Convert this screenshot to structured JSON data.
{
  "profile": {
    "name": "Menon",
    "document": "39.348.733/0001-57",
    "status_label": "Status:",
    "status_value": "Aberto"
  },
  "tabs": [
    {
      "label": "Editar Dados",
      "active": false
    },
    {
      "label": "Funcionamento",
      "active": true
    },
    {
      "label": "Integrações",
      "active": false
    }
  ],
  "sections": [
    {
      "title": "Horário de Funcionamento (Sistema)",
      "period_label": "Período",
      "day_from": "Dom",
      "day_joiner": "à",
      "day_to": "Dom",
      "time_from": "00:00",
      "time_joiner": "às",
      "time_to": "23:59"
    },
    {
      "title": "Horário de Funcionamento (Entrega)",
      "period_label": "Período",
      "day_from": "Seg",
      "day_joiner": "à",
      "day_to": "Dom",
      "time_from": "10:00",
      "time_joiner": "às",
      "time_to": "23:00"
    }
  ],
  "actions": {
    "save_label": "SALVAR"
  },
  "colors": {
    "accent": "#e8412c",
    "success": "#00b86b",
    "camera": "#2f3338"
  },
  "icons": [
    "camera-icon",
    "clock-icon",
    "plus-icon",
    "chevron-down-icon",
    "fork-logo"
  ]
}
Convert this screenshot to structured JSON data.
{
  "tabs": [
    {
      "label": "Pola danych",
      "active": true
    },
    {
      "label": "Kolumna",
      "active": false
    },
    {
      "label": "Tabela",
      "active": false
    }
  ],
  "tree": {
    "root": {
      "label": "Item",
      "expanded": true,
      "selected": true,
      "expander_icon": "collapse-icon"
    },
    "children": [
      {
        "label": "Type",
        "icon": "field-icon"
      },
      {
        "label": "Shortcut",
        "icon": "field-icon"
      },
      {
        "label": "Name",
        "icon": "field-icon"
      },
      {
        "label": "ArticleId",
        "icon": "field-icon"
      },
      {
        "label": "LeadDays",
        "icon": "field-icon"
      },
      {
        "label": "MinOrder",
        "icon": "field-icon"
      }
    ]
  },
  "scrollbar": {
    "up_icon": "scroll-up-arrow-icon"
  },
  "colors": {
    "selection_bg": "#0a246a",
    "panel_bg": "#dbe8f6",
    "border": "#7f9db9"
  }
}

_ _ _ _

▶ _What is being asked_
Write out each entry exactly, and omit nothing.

▶ _Written answer_
Convert this screenshot to structured JSON data.
{
  "profile": {
    "name": "Menon",
    "document": "39.348.733/0001-57",
    "status_label": "Status:",
    "status_value": "Aberto"
  },
  "tabs": [
    {
      "label": "Editar Dados",
      "active": false
    },
    {
      "label": "Funcionamento",
      "active": true
    },
    {
      "label": "Integrações",
      "active": false
    }
  ],
  "sections": [
    {
      "title": "Horário de Funcionamento (Sistema)",
      "period_label": "Período",
      "day_from": "Dom",
      "day_joiner": "à",
      "day_to": "Dom",
      "time_from": "00:00",
      "time_joiner": "às",
      "time_to": "23:59"
    },
    {
      "title": "Horário de Funcionamento (Entrega)",
      "period_label": "Período",
      "day_from": "Seg",
      "day_joiner": "à",
      "day_to": "Dom",
      "time_from": "10:00",
      "time_joiner": "às",
      "time_to": "23:00"
    }
  ],
  "actions": {
    "save_label": "SALVAR"
  },
  "colors": {
    "accent": "#e8412c",
    "success": "#00b86b",
    "camera": "#2f3338"
  },
  "icons": [
    "camera-icon",
    "clock-icon",
    "plus-icon",
    "chevron-down-icon",
    "fork-logo"
  ]
}
Convert this screenshot to structured JSON data.
{
  "tabs": [
    {
      "label": "Pola danych",
      "active": true
    },
    {
      "label": "Kolumna",
      "active": false
    },
    {
      "label": "Tabela",
      "active": false
    }
  ],
  "tree": {
    "root": {
      "label": "Item",
      "expanded": true,
      "selected": true,
      "expander_icon": "collapse-icon"
    },
    "children": [
      {
        "label": "Type",
        "icon": "field-icon"
      },
      {
        "label": "Shortcut",
        "icon": "field-icon"
      },
      {
        "label": "Name",
        "icon": "field-icon"
      },
      {
        "label": "ArticleId",
        "icon": "field-icon"
      },
      {
        "label": "LeadDays",
        "icon": "field-icon"
      },
      {
        "label": "MinOrder",
        "icon": "field-icon"
      }
    ]
  },
  "scrollbar": {
    "up_icon": "scroll-up-arrow-icon"
  },
  "colors": {
    "selection_bg": "#0a246a",
    "panel_bg": "#dbe8f6",
    "border": "#7f9db9"
  }
}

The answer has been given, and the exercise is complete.